## [What to work on]
Please reproduce the listing in its entirety, exactly as written, but without images.

━━━━━ Record excerpts

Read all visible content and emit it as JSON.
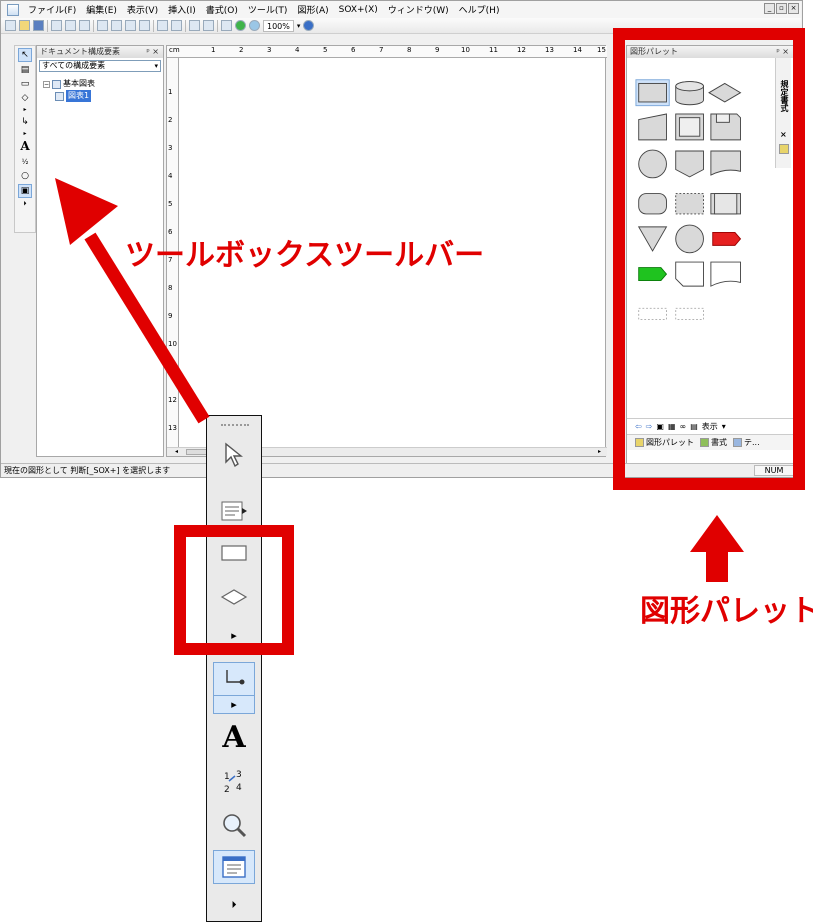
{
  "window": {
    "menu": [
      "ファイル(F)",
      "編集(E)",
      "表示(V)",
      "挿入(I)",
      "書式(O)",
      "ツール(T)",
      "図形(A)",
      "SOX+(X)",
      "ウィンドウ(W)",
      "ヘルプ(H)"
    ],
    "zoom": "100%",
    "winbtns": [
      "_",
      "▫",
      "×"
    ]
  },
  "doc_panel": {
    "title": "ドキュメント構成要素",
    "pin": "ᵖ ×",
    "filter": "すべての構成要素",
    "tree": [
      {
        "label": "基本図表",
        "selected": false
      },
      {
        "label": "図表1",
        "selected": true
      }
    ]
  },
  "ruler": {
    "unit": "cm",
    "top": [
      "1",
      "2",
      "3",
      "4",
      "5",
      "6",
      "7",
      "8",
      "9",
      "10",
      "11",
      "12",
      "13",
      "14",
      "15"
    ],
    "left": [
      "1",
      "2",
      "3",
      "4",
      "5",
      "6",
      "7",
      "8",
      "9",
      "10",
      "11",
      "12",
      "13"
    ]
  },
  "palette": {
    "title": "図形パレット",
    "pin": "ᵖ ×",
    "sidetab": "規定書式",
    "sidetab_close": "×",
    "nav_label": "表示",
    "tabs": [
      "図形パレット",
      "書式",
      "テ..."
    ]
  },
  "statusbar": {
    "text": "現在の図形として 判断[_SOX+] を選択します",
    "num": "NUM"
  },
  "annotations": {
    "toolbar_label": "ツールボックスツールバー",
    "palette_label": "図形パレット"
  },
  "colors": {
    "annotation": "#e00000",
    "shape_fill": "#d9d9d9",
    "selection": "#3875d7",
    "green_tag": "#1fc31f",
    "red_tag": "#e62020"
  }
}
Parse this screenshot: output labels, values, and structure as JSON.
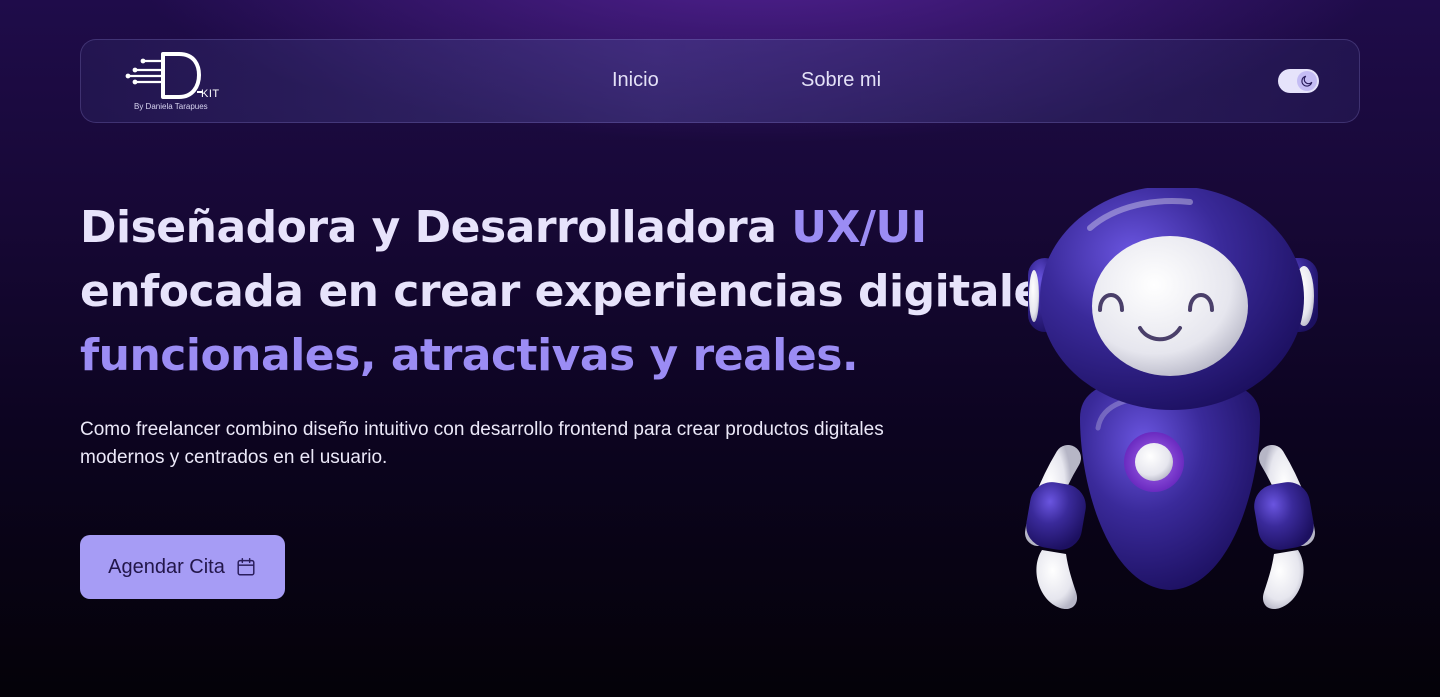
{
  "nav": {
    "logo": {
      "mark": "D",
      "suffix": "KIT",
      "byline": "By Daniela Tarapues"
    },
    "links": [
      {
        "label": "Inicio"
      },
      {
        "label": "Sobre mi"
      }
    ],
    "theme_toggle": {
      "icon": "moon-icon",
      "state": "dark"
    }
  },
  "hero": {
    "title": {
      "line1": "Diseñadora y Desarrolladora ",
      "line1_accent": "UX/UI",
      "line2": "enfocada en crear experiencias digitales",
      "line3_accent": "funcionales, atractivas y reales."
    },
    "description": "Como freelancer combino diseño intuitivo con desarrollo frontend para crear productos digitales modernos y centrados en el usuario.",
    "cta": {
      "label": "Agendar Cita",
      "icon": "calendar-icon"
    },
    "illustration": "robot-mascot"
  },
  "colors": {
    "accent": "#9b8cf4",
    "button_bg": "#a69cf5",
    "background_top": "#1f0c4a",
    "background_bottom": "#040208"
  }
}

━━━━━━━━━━

## [The answer]
Read all visible content and emit it as JSON.
{
  "window": {
    "menu": [
      "ファイル(F)",
      "編集(E)",
      "表示(V)",
      "挿入(I)",
      "書式(O)",
      "ツール(T)",
      "図形(A)",
      "SOX+(X)",
      "ウィンドウ(W)",
      "ヘルプ(H)"
    ],
    "zoom": "100%",
    "winbtns": [
      "_",
      "▫",
      "×"
    ]
  },
  "doc_panel": {
    "title": "ドキュメント構成要素",
    "pin": "ᵖ ×",
    "filter": "すべての構成要素",
    "tree": [
      {
        "label": "基本図表",
        "selected": false
      },
      {
        "label": "図表1",
        "selected": true
      }
    ]
  },
  "ruler": {
    "unit": "cm",
    "top": [
      "1",
      "2",
      "3",
      "4",
      "5",
      "6",
      "7",
      "8",
      "9",
      "10",
      "11",
      "12",
      "13",
      "14",
      "15"
    ],
    "left": [
      "1",
      "2",
      "3",
      "4",
      "5",
      "6",
      "7",
      "8",
      "9",
      "10",
      "11",
      "12",
      "13"
    ]
  },
  "palette": {
    "title": "図形パレット",
    "pin": "ᵖ ×",
    "sidetab": "規定書式",
    "sidetab_close": "×",
    "nav_label": "表示",
    "tabs": [
      "図形パレット",
      "書式",
      "テ..."
    ]
  },
  "statusbar": {
    "text": "現在の図形として 判断[_SOX+] を選択します",
    "num": "NUM"
  },
  "annotations": {
    "toolbar_label": "ツールボックスツールバー",
    "palette_label": "図形パレット"
  },
  "colors": {
    "annotation": "#e00000",
    "shape_fill": "#d9d9d9",
    "selection": "#3875d7",
    "green_tag": "#1fc31f",
    "red_tag": "#e62020"
  }
}
Parse this screenshot: output labels, values, and structure as JSON.
{
  "nav": {
    "logo": {
      "mark": "D",
      "suffix": "KIT",
      "byline": "By Daniela Tarapues"
    },
    "links": [
      {
        "label": "Inicio"
      },
      {
        "label": "Sobre mi"
      }
    ],
    "theme_toggle": {
      "icon": "moon-icon",
      "state": "dark"
    }
  },
  "hero": {
    "title": {
      "line1": "Diseñadora y Desarrolladora ",
      "line1_accent": "UX/UI",
      "line2": "enfocada en crear experiencias digitales",
      "line3_accent": "funcionales, atractivas y reales."
    },
    "description": "Como freelancer combino diseño intuitivo con desarrollo frontend para crear productos digitales modernos y centrados en el usuario.",
    "cta": {
      "label": "Agendar Cita",
      "icon": "calendar-icon"
    },
    "illustration": "robot-mascot"
  },
  "colors": {
    "accent": "#9b8cf4",
    "button_bg": "#a69cf5",
    "background_top": "#1f0c4a",
    "background_bottom": "#040208"
  }
}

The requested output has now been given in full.